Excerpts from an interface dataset
-- Opening Marker --
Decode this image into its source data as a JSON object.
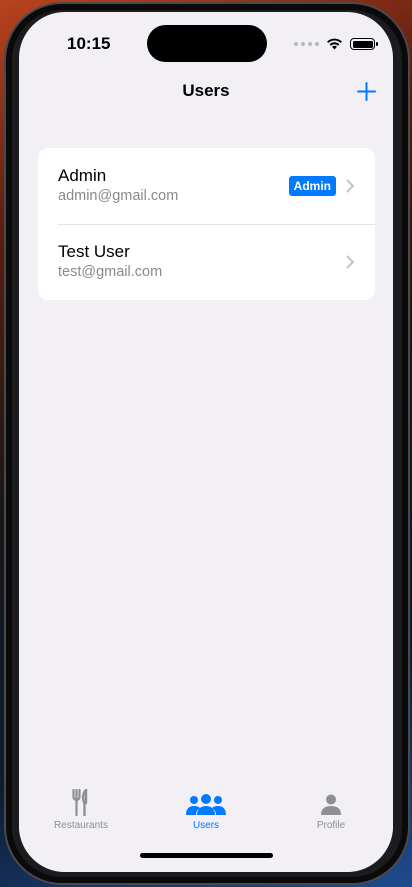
{
  "status_bar": {
    "time": "10:15"
  },
  "nav": {
    "title": "Users"
  },
  "users": [
    {
      "name": "Admin",
      "email": "admin@gmail.com",
      "badge": "Admin"
    },
    {
      "name": "Test User",
      "email": "test@gmail.com",
      "badge": ""
    }
  ],
  "tabs": [
    {
      "label": "Restaurants",
      "icon": "fork-knife-icon",
      "active": false
    },
    {
      "label": "Users",
      "icon": "people-icon",
      "active": true
    },
    {
      "label": "Profile",
      "icon": "person-icon",
      "active": false
    }
  ],
  "colors": {
    "accent": "#007aff",
    "inactive": "#8e8e93",
    "background": "#f2f0f5"
  }
}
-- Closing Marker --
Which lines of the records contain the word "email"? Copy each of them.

      "email": "admin@gmail.com",
      "email": "test@gmail.com",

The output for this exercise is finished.